But there is a point to all of this. Actually, there are three of them I want to make. Here they are:
Point #1: History Is Important
Even if you’re not a history aficionado (aka my wife), history is important. Even more so than you realize. You see, history teaches us lessons, lessons about success and failure, lessons about good and evil, lessons about faith and folly. We learn from history. At least we should.
As a society, it’s obvious we tend to fail in this respect. And we have to keep learning the same, painful lessons over and over again. Afghanistan is a prime example. It’s a land that’s never been conquered or “controlled” for very long. Study ancient history. Study British history. Study Russian history. And now, study American history. We must have skipped over that chapter in the book.
Every time history repeats itself, the price goes up. Anon
And up. And up…
Point #2: Family History Is Important
If you really dig into your family’s history (a piece of cake with the online resources available these days), you’ll find it damn interesting. This history can be a source of pride, or, in some cases, be somewhat embarrassing. Regardless, you can learn from it. Lots.
If you have older living relatives, take the time to get their stories. Don’t let them pass on with these tales still inside of them. That in itself is a travesty. My wife’s grandmother was well into her nineties when she died. Born in 1912, she lived the history I grew up reading about. Prohibition. The Roaring Twenties. Bonnie and Clyde. The Second World War. The list goes on. Can you imagine the first-hand accounts she could have relayed to us regarding this period in history? But no one (including me) took the time to sit down with her and flesh them out. Now she is gone and so are her stories. What a loss.

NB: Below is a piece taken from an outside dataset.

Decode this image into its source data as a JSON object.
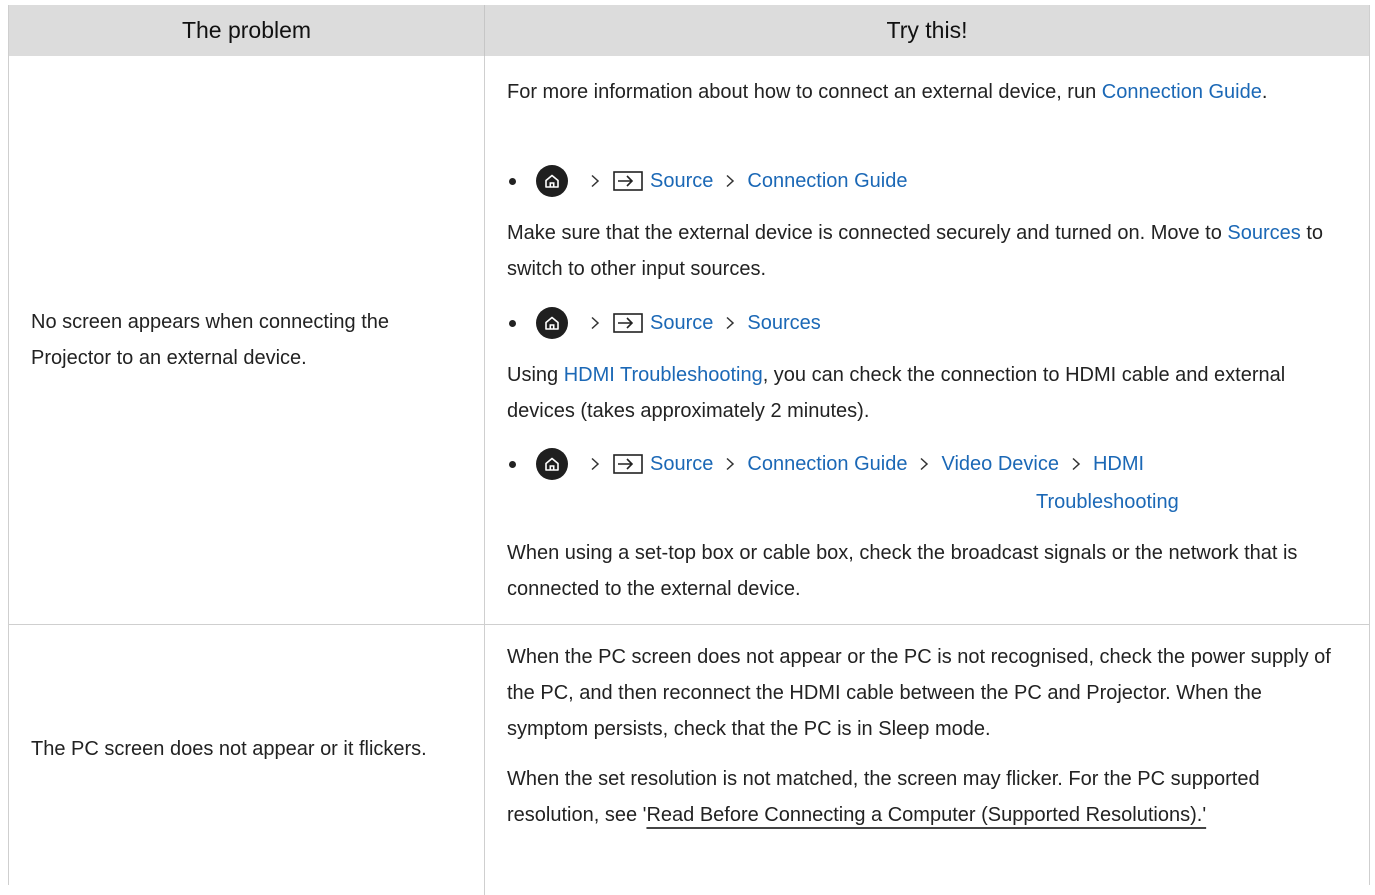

Don’t let that happen in your family. Take the initiative and get those oral or written histories from your older family members. Shoot, do it over the phone if you have to. With the smart phone apps and software available at your fingertips, getting a quality recording of that oral history will be easier than teaching a dog to eat!
Point #3: Your History Is Important
Don’t wait for someone to record your stories (or forget to do so). You take the initiative and do it yourself. Want to be remembered when you’re gone? Keep a journal that can be passed down through the generations. A tombstone ain’t gonna do it. Your tiny plot of earth may sport the biggest granite in the graveyard, but you’ll soon be forgotten. Don’t believe me? When is the last time you visited your great-grandparent’s graves? Do you even know where they are buried? I thought so.
Your time here on earth is important. It deserves to be recorded. Your first-hand accounts of events in your life, not just about what happened but how you felt about them, are the stuff best-sellers are made of. And two hundred years from now, your descendents will read them with keen interest and actually know who the hell you were.
Much to our surprise, the wife flew out to Gettysburg to join in the festivities. No, she didn’t wear period-correct clothing or talk in some nineteenth century dialect, but she did get some great pictures and even snuck behind enemy lines to capture some gripping footage of her boys in action. And do you know what? I think she rather enjoyed herself.
Just don’t tell her that.